### About this exercise
Copy each line below holding "header".

### Extracted entries

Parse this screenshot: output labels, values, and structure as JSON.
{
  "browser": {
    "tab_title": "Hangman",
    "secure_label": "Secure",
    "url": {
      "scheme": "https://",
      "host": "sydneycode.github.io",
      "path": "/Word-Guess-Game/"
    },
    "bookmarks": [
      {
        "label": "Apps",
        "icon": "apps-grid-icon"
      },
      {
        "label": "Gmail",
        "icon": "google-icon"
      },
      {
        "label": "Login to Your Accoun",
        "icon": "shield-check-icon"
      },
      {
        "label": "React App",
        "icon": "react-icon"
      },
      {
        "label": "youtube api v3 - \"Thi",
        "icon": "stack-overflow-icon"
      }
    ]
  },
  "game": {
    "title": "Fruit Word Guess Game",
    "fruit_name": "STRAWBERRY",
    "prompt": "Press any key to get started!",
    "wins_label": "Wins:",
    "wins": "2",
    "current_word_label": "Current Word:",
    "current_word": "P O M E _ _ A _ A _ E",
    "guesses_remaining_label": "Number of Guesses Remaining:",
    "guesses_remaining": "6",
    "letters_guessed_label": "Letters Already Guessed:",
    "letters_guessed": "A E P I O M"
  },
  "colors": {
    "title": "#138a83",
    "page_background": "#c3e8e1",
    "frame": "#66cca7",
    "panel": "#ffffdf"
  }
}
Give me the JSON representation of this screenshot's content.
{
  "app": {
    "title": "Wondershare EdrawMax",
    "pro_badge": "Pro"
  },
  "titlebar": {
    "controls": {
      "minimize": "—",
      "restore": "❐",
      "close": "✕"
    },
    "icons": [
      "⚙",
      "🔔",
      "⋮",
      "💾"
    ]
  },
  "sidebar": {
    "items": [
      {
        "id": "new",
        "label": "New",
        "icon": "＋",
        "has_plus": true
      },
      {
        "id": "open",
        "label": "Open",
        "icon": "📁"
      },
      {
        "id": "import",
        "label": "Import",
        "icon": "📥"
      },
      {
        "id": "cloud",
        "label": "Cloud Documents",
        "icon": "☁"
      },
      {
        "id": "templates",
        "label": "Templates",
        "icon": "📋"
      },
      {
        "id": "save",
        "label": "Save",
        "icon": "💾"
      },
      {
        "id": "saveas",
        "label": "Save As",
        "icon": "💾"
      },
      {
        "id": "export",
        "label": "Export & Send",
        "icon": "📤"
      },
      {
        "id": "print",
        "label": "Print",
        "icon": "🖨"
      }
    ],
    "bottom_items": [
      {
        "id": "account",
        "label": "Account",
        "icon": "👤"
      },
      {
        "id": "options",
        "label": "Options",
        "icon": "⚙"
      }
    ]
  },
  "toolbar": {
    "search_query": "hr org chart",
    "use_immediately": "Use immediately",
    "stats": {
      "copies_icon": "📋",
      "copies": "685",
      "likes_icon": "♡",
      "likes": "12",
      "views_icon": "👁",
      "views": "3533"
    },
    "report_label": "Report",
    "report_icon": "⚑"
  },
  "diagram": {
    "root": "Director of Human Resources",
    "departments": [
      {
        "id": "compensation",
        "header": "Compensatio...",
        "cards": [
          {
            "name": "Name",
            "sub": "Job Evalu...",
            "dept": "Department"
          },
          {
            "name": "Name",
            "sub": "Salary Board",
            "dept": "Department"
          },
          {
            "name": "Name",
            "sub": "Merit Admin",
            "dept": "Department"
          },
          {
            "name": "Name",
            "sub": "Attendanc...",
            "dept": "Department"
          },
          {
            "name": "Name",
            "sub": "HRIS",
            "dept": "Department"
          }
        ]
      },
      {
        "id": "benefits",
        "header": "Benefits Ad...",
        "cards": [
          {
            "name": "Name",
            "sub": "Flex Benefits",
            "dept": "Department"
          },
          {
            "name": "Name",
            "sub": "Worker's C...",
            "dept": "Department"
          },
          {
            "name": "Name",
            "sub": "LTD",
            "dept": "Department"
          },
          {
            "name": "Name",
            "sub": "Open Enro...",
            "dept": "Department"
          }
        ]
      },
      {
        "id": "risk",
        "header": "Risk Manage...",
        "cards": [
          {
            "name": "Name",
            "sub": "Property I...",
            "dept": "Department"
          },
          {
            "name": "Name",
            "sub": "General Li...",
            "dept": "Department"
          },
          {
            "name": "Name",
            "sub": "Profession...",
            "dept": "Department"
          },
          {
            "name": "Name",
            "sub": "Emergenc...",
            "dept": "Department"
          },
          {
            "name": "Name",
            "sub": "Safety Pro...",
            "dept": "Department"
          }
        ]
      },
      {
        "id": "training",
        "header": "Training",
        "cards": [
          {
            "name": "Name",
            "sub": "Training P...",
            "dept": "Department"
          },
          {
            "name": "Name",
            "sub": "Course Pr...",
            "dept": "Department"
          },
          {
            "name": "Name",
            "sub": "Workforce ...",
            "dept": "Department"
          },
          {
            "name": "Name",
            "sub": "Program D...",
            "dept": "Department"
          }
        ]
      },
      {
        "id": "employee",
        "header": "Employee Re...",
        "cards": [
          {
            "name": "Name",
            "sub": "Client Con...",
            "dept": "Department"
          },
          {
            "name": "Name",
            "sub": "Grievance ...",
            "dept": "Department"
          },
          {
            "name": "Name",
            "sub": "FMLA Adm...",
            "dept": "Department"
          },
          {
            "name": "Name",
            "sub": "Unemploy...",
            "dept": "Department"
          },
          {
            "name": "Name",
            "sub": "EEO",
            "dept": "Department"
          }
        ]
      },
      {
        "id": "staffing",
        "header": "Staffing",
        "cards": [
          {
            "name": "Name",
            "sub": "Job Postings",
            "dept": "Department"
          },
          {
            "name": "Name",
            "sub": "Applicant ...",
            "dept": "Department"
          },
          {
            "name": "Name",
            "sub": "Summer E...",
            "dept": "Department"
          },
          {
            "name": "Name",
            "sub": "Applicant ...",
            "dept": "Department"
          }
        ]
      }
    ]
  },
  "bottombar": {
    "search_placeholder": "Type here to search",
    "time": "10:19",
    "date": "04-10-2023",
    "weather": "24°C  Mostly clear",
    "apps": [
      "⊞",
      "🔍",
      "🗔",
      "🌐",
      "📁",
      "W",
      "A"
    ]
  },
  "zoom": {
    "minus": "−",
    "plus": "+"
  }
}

### Result
        "header": "Compensatio...",
        "header": "Benefits Ad...",
        "header": "Risk Manage...",
        "header": "Training",
        "header": "Employee Re...",
        "header": "Staffing",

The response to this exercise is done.